As has been the case in previous iterations, you have all of your presets, housed in subgroups on the left. If you upgrade from a previous version of Exposure, any of your personalized and saved filters will automatically be updated as well. This to me has been a big deal because I’ve spent quite a bit of time tinkering and building specific filters for projects. If and when I’d ever need to revisit those projects, or the processing, my filters have come along for the ride and allow me to immediately process a new image as I’d done with them in the past without having to go back to previous versions of Exposure to find them.
Once you choose a preset, you can tweak just about everything you can think of via the adjustment sliders on the right hand side. Exposure, color, tonality, add vignettes, overlays and textures or borders, adjust the sharpness, grain, infrared halation and bokeh. You can reveal or collapse any particular module by clicking on its title. You can toggle the entire modules effect on or off by clicking on the green/red circle at the left of each module’s title. Other than that, it’s pretty much a matter of playing around, salting and peppering to personal taste.

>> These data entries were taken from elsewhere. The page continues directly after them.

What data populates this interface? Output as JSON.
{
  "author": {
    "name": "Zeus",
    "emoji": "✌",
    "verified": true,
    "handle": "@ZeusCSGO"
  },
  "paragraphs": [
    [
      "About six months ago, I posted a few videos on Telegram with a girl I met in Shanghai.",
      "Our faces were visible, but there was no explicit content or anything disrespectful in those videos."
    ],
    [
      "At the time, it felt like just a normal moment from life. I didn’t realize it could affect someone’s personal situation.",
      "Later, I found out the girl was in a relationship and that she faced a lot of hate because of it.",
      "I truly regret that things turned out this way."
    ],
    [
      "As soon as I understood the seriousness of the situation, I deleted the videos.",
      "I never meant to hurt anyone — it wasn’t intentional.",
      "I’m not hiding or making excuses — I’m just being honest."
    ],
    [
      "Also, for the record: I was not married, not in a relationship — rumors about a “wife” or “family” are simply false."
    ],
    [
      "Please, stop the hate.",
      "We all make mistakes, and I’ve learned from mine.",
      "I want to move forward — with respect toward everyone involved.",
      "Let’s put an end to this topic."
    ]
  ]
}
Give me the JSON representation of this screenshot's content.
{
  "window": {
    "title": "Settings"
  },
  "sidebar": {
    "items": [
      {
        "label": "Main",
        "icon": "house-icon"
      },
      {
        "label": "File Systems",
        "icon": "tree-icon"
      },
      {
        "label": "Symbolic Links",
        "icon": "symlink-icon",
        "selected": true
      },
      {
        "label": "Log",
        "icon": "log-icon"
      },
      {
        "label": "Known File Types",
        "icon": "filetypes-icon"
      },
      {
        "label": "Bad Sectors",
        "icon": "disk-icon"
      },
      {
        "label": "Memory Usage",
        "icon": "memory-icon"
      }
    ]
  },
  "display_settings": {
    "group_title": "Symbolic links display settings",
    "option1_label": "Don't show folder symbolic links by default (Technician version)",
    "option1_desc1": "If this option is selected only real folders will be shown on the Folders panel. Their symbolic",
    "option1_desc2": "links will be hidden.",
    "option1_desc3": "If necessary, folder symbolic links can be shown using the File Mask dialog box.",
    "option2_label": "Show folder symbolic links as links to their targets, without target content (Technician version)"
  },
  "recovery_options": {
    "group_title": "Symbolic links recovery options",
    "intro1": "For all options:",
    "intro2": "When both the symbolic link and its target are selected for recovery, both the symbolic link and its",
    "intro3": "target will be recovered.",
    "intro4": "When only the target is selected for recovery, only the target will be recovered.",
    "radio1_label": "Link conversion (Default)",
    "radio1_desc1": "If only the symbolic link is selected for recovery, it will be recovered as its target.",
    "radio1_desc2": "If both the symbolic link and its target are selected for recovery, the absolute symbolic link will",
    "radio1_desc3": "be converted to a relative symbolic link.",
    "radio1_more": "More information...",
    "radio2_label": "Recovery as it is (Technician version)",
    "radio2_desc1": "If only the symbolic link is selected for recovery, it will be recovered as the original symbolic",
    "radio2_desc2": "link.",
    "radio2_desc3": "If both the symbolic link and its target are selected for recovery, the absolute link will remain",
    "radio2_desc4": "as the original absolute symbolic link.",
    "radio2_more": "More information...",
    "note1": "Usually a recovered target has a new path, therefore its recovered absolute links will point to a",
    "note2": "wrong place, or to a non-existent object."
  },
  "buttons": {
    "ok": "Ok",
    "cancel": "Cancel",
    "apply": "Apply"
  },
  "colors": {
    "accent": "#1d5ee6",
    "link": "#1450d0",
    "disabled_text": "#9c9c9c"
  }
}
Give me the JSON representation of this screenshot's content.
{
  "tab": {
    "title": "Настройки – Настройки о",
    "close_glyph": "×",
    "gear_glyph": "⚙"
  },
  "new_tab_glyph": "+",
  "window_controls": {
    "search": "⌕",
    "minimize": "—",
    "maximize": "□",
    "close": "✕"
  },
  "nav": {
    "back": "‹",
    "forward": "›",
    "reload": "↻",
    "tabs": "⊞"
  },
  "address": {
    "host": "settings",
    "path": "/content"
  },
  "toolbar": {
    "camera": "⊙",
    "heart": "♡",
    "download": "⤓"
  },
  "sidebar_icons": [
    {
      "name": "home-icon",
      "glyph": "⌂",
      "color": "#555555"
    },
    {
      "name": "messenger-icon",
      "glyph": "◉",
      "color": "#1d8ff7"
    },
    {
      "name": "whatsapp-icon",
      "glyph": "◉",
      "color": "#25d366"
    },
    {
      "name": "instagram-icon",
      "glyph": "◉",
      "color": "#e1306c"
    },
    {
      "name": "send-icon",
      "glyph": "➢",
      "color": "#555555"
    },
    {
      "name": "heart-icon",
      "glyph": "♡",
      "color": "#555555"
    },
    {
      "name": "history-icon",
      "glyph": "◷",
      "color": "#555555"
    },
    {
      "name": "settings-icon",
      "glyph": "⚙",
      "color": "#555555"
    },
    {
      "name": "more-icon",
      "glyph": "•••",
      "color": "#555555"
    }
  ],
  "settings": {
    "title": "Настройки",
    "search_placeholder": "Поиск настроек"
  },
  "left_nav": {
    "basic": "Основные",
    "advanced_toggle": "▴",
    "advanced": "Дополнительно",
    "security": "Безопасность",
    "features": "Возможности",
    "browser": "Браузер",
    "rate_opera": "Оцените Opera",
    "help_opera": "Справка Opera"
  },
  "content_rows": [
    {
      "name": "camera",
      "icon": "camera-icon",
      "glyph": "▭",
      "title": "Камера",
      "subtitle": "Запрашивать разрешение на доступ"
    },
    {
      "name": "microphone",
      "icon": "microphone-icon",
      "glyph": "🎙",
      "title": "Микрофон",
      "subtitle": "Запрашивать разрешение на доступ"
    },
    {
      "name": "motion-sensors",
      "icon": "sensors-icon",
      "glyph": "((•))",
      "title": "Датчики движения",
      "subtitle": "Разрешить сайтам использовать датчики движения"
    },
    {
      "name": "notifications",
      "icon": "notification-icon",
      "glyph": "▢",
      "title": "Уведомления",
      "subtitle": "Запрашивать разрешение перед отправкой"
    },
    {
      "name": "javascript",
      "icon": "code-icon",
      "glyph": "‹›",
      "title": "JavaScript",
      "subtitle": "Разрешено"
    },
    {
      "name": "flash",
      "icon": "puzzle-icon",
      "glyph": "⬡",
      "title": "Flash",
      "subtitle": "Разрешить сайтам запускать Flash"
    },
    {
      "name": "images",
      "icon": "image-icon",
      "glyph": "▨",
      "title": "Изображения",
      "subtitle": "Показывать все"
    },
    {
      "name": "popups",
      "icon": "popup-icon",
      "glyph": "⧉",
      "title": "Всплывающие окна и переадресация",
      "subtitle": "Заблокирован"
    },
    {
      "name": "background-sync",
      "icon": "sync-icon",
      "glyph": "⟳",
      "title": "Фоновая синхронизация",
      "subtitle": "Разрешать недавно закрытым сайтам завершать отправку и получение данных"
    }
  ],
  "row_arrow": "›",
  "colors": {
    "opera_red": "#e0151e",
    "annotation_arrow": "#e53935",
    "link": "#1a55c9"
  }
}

To save your own presets, once you get an image to where you like it, simply press the “+” at the top of the presets tool bar at the top left if you want to apply the same effect in the future. Name it whatever you’d like, and either add it to an existing preset group, or start a new one. I have a personal folder for color filters and another for black and white filters to keep them tidy, but you can go even further and add new filter groups for projects or particular processes.
Should you upgrade from a previous version of Exposure, and who is this type of program really for? For owners of Alien Skin Exposure, you know what you have. If you use it regularly, especially if you own version 5 or before, I’d highly suggest trying out the new version. If you have version 6, and find the need to streamline your batch processing, and direct RAW processing in the standalone, I’d also look to download a free trial and give it a go. If you’ve not yet used Exposure, and you like playing around with quick and repeatable filters, shoot various projects that you feel would benefit from consistent processing or really like the look of a more analog level of processing, try it out. You can get a free 15 day full trial version via the link below. If you do buy it, use the discount code to get 10% off.
I find Exposure to be a signature software in that it allows you to completely, and repeatably produce a tailored, personal effect. Most photographers that have a “look” tend to utilize programs like this that allow them to repeat effects quickly and accurately without having to rebuild the look from scratch time and time again. I’ve processed countless projects, and many personal shots over the years with this software allowing me to really produce a consistent series, and use it in concert with various other plugins and techniques. It has come in handy for family shots with the kiddos over the years as we print images along the way, keeping some continuity in the appearance and presentation of our memories.
It’s free to try, and there’s no harm in seeing if it suits your style. Alien Skin Exposure 7 is available for $149, or if you are upgrading from any previous version, it is only $69. If you have purchased the program Bokeh in the past, you will also qualify for a discount (and don’t forget to apply the 10% off code below). You get the standalone application and the plugin which works with Photoshop and Lightroom included.
You can download a free trial of, or purchase Alien Skin Exposure 7 HERE. Remember to use the code “tysonrobichaud” in the coupon field at checkout to get 10% off.
Thanks for the read all. Let me know if I can answer any questions, I’d be happy to try.